Back during the (George W.) Bush Administration, I spent (or rather wasted) some time reading books and articles written by journalists who were suspicious (I hesitate to say paranoid) about those suspicious and paranoid fringe religious kooks (theonomists and theocrats) who threatened to take over our country.
I was then attending a theologically conservative Reformed church,the kind of church supposedly pretty close to the center of this dangerous movement. (There were—gasp!—a couple of books by Rushdoony in the church library. And there were—shudder!—some homeschoolers who liked guns. And—chills run down my spine!—most people probably voted for Bush.)
Well, despite the fact that I worshipped with these people on Sundays, had supper and Bible study with them on Wednesday evenings, and enjoyed their hospitality on numerous other occasions, I never encountered the kind of “End Times”-inspired craziness that Frank Schaeffer attributes to the voters who support and the candidates who claim to represent the Tea Party.
Perhaps I wasn’t admitted to the inner sanctum, where the men of the church talked about these things while taking target practice. But I doubt it. What I encountered instead were good men and women who cared about educating their children, who served hot dogs and preached to homeless people in downtown Atlanta every Friday evening, who were as generous as the day was long, who faithfully supported the work of a pastor in Haiti, along with missionaries all over the world, and who didn’t fixate on one book of Scripture.
O.K., I’m now attending a different theologically conservative Reformed church (full disclosure—both are Presbyterian Church in America churches). I still haven’t found the people Schaeffer describes.

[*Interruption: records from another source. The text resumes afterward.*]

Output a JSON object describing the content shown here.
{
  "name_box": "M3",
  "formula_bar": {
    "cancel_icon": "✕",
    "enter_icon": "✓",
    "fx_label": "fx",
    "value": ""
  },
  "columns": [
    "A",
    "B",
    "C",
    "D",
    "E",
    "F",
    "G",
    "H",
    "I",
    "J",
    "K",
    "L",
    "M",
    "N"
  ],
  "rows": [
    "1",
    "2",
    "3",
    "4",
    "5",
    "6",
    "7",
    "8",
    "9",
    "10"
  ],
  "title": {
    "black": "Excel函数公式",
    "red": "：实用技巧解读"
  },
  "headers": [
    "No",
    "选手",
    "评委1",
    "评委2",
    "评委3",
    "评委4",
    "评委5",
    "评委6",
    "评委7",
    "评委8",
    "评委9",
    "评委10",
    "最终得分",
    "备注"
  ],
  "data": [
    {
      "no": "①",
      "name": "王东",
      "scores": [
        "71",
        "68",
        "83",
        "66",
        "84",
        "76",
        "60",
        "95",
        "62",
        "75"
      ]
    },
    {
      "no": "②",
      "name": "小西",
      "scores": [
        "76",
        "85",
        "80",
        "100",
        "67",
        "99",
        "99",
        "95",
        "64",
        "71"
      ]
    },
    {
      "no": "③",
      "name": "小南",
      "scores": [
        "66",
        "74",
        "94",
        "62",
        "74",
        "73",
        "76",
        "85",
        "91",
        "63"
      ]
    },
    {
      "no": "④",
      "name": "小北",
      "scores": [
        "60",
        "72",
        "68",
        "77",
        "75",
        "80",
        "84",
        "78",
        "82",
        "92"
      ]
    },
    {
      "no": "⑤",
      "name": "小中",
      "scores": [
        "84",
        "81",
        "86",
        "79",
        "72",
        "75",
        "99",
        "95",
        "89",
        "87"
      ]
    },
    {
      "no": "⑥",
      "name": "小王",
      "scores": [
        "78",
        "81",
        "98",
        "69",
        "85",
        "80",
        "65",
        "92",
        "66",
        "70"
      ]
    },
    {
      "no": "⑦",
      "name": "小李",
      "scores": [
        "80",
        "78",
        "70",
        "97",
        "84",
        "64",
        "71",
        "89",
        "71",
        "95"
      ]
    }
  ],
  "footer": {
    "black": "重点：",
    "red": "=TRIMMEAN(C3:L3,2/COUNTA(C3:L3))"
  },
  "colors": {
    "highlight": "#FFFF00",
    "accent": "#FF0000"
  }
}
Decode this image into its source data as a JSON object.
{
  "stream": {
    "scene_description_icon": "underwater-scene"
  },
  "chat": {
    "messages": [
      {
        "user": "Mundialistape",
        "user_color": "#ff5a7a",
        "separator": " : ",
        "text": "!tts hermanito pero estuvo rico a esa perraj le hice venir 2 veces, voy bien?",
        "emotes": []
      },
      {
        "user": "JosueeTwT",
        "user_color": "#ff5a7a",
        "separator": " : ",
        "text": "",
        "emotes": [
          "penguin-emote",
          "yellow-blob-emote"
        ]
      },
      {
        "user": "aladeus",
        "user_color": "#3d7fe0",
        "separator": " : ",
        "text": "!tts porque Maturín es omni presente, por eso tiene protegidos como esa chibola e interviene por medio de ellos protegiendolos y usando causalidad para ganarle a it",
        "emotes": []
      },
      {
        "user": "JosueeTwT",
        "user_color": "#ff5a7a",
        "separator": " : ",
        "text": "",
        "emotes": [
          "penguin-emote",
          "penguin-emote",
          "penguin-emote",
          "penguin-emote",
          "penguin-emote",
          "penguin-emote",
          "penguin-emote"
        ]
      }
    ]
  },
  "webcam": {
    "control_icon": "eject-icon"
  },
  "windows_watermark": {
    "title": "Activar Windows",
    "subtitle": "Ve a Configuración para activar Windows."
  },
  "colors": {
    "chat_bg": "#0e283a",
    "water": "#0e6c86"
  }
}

The evangelical/fundamentalists/Republican Far Right—and hence, from the early 1980s until the election of President Obama in 2008 and now in the mid-term lashing out, the Religious Right as it informed U.S. policy through the then dominant Republican Party—are in the grip of an apocalyptic Rapture cult centered on revenge and vindication. This End Times death wish is built on a literalist interpretation of the Book of Revelation.
He calls them the “fringe of the fringe,” but says that they’re now at the “center”:
If you believe the Bible is literal and true and that this is the “End” then the crazies look sane and the sane look crazy. Welcome to the new congress.
Well, no one from either of these churches is a member of Congress, so perhaps I can be excused for not being sufficiently “in the know” to accept Schaeffer’s assertions. Perhaps if he offered some actual evidence—instead of innuendo—I might take him more seriously.
But, then again, perhaps I’m a propagandist aiming to deceive all you gullible people out there.